I'll be out sampling the Portland Bicycle Scene in a couple of weeks; I'm taking the Framebuilders Express out to Portland to go to the North American Handmade Bicycle Show. I'm sure Vanilla will be there and the list might be six years by the time the show's done. It's going to be like getting on the list for Green Bay Packers season tickets--you'll need to sign up your unborn offspring.

A couple of items of note from the Iowa Bicycle Summit: Trek is doing an advocacy effort and apparently liked my blog name a lot. They've called theirs One World Two Wheels and have some nice non-Trek-specific advocacy materials. One of the things they wanted to do, but Clif Bar beat them to the punch, is a site like Clif's excellent 2 Mile Challenge, which shows people what's within 2 miles of home, and thus easily rideable. From Trek's point of view, getting more people to ride means selling more bicycles, and addressing the Practical Cycling arena is a way to expand these markets. I'll write more about the Iowa Bicycle Summit tonight or tomorrow.

Thursday, January 03, 2008

$100 A Barrel

Was it really less than three years ago that President Bush took a nice romantic hand-holding walk with Crown Prince Abdullah to urge him to keep oil below $50 a barrel?

Yeah, that worked well.

Yesterday, a single oil contract on the New York Mercantile Exchange traded at $100.00 a barrel, and ten more traded at $99.90. That's within spittin' distance of the inflation-adjusted highest price ever of $102.81 a barrel, reached in April 1980. The Journal does a wonderful interactive grahic of this, with the green shading being the inflation-adjusted price. You can see the Journal's graphic here. Maybe Mr. Bush should have let the Prince get to second base.

I think we're in for a tough year or four. Not only are house prices dropping (and the real shitstorm of mortgage problems in the most bubblicious states still lie ahead of us), but plenty of people are eyeball-deep in car payments, too. This article in the L.A. Times called "New Cars That Are Fully-Loaded--With Debt" looks at this problem. Motor vehicles are the most expensive piece of depreciating consumer crap that most of us buy, and more and more people are getting underwater on these loans.

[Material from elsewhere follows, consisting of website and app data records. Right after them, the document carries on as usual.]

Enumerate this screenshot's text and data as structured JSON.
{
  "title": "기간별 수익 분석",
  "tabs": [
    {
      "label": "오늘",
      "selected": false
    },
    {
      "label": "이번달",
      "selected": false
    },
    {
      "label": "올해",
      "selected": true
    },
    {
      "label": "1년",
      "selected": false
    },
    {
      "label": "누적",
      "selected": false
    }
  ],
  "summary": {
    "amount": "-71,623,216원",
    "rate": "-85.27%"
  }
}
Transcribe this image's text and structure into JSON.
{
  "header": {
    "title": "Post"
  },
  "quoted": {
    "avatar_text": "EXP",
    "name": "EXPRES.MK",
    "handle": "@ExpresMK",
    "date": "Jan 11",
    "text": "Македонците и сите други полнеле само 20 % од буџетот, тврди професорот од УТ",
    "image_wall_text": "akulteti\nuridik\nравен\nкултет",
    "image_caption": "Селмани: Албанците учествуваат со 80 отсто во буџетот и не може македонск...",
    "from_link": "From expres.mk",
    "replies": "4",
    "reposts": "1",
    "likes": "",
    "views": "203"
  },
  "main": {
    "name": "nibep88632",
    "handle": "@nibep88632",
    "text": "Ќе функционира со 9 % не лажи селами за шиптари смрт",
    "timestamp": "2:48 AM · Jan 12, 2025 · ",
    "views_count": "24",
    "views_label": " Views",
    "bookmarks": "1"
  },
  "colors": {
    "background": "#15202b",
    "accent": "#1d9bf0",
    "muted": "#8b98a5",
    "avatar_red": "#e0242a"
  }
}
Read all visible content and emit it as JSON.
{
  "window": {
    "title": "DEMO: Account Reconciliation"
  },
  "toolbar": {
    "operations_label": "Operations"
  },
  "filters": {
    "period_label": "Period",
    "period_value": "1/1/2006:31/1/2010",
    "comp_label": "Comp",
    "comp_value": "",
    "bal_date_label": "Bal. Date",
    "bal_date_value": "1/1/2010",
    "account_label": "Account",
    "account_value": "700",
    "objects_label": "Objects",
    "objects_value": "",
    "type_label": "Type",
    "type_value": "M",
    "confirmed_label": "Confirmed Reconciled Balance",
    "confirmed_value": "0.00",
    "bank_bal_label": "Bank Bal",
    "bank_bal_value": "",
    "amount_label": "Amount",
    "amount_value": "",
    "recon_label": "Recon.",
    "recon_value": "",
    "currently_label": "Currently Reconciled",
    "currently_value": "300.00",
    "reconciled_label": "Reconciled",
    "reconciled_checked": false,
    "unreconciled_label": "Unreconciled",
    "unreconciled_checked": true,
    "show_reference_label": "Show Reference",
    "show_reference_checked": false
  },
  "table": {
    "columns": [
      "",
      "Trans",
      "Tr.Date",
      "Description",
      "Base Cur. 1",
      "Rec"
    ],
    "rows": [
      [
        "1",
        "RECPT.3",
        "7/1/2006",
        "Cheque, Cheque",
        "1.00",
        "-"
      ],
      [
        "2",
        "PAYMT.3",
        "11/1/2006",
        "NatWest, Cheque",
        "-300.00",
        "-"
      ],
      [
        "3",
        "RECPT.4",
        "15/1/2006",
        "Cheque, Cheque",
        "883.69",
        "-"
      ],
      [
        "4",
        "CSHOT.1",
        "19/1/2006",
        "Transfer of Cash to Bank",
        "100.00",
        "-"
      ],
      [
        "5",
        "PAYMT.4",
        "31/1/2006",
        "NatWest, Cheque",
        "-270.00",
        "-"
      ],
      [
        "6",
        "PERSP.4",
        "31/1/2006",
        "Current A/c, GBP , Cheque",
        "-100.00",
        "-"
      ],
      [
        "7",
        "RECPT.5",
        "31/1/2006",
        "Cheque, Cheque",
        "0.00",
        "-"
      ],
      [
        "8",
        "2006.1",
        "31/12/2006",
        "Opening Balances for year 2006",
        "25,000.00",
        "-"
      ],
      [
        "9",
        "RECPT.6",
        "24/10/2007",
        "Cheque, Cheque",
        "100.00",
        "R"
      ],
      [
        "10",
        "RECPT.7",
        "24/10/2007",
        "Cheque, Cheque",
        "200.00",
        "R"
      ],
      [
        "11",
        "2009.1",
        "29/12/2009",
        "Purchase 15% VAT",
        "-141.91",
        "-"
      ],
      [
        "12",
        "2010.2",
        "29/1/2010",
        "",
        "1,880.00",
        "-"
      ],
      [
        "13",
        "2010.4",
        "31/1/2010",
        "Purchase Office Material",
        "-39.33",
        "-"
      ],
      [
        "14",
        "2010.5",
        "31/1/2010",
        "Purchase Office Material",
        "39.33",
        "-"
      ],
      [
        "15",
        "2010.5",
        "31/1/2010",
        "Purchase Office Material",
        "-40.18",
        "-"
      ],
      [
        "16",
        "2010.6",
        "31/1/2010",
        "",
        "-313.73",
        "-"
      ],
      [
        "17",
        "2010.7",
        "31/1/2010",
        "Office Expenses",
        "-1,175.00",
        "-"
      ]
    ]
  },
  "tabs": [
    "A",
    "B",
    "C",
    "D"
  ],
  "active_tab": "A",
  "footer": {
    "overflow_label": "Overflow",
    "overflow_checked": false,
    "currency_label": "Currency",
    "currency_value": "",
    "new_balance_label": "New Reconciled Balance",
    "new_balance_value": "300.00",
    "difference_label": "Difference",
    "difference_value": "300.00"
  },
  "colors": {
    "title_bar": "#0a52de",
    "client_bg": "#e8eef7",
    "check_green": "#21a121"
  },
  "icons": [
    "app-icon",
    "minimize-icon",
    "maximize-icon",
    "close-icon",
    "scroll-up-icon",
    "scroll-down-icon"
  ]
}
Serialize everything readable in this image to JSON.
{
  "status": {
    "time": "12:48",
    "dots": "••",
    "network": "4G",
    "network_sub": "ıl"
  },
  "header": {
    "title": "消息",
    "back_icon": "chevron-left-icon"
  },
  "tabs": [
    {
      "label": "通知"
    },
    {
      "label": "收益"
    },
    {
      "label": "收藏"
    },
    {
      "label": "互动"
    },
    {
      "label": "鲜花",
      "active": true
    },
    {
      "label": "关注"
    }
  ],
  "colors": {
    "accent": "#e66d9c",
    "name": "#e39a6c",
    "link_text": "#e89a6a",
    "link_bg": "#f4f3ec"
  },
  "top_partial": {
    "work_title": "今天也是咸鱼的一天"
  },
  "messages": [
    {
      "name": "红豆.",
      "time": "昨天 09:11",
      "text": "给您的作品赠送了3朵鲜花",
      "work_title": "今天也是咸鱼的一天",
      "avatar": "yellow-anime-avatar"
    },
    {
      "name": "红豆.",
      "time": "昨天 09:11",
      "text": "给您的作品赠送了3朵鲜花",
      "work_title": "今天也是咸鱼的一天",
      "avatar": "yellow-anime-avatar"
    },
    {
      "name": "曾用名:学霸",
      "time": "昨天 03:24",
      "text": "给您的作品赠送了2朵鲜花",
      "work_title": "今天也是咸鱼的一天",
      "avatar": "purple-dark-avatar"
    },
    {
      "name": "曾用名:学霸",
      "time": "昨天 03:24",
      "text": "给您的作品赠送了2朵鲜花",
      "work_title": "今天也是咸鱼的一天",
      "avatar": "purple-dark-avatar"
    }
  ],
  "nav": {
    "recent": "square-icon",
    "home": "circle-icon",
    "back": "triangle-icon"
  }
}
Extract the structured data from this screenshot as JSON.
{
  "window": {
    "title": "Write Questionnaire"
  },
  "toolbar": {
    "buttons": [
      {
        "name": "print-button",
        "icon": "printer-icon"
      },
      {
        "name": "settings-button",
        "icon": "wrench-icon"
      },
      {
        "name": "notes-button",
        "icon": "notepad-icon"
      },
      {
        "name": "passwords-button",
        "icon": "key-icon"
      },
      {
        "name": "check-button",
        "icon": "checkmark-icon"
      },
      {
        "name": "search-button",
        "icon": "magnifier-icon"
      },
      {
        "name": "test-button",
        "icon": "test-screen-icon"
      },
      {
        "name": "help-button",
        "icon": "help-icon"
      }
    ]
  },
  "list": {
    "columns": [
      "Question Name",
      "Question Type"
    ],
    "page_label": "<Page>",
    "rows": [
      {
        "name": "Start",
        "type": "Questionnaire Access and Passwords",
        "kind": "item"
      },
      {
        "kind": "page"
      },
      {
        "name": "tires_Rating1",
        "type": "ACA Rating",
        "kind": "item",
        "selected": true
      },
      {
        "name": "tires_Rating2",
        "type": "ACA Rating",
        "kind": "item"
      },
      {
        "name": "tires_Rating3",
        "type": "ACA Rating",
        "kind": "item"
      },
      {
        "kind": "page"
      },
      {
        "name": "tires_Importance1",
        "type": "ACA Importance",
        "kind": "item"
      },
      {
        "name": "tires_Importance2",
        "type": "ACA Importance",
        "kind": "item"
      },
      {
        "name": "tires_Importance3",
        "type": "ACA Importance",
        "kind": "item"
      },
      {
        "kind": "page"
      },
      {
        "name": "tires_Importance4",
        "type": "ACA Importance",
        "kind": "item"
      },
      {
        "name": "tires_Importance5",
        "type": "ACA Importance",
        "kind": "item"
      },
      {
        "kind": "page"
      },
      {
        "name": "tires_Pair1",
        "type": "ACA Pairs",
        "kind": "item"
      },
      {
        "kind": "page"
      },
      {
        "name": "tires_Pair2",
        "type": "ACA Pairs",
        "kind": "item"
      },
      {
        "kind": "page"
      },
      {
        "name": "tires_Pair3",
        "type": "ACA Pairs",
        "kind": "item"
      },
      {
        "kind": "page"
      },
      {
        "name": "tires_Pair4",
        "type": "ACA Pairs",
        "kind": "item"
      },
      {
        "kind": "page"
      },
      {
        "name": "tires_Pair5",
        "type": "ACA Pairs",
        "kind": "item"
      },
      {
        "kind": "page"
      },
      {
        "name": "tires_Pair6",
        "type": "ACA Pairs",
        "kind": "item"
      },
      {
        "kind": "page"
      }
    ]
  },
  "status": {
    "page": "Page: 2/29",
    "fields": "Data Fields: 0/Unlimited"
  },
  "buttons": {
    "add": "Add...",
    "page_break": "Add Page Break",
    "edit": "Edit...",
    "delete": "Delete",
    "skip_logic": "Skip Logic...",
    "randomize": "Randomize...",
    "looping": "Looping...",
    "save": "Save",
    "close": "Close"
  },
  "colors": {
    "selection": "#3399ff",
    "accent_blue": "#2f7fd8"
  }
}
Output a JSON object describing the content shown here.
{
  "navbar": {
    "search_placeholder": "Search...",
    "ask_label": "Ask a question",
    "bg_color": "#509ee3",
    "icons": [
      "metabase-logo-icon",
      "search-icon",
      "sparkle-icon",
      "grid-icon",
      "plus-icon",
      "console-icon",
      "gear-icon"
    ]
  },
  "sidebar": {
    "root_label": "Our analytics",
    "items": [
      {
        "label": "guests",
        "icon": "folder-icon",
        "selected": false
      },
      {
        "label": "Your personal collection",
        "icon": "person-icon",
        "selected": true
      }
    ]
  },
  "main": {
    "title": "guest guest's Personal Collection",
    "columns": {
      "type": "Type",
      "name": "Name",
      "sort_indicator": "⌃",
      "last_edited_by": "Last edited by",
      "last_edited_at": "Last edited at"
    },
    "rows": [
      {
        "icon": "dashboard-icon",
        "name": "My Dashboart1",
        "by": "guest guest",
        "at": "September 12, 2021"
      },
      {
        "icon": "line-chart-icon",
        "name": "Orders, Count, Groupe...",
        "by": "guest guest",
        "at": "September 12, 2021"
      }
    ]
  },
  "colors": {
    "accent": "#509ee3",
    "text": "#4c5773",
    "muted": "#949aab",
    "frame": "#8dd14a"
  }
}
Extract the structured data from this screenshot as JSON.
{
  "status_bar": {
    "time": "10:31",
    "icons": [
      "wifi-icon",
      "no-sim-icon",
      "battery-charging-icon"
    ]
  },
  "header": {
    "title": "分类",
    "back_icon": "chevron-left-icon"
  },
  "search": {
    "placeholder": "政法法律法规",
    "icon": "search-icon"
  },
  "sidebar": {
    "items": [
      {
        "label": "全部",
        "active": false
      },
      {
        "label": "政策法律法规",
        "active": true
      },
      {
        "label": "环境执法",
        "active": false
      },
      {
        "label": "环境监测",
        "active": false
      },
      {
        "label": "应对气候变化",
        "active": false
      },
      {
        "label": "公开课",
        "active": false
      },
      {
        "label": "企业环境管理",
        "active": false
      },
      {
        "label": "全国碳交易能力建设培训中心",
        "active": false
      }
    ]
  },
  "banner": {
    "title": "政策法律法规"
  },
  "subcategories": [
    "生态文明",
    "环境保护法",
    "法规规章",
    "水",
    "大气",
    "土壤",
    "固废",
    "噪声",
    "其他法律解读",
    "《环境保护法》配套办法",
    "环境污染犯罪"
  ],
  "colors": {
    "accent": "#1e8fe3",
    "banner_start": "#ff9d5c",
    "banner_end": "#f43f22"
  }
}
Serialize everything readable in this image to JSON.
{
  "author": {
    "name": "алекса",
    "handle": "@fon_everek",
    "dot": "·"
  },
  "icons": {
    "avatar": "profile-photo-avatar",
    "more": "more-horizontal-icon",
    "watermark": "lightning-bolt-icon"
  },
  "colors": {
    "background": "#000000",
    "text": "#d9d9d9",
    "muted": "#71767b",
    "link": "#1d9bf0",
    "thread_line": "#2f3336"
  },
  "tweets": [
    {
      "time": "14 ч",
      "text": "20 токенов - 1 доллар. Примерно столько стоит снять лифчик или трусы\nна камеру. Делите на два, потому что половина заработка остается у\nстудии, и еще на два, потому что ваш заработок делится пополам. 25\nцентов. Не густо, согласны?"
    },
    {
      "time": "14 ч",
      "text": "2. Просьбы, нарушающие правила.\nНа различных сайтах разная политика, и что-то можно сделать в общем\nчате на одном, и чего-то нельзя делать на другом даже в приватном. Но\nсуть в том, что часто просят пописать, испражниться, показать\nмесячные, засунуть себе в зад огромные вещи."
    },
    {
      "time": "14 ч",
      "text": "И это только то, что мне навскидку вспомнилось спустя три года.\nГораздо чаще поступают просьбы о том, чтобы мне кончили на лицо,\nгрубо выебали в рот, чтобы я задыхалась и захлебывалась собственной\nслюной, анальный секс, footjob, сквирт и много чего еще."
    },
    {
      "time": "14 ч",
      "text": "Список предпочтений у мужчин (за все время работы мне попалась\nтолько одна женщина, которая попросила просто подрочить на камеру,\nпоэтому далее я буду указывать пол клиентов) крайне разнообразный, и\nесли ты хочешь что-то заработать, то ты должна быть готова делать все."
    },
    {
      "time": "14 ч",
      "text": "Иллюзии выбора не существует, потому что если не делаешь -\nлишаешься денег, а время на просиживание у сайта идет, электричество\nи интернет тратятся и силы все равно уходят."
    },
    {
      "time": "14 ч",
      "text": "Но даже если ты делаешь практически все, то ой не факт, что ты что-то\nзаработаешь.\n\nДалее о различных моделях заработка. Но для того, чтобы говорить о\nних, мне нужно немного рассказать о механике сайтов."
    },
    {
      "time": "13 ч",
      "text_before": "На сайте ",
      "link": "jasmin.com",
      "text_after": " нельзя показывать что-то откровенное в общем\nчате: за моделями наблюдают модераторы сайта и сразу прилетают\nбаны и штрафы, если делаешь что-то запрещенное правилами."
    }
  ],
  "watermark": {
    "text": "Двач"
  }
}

Part of the reason I haven't been blogging as much recently is the usual December Christmas crush and partly because I have spent a lot of time reading on what has been termed the Subprime Crisis but really is a broader credit crisis underlaid by financial institution solvency issues. What can I say, my degree's in Economics, my background is finance, and I like this stuff. If you want to follow along on this, I highly recommend the Calculated Risk blog. Note that this has nothing whatsoever to do with bicycles. If you'd rather hit yourself with a hammer than read about mortgage backed securities servicing agreements, Calculated Risk may not be the spot for you.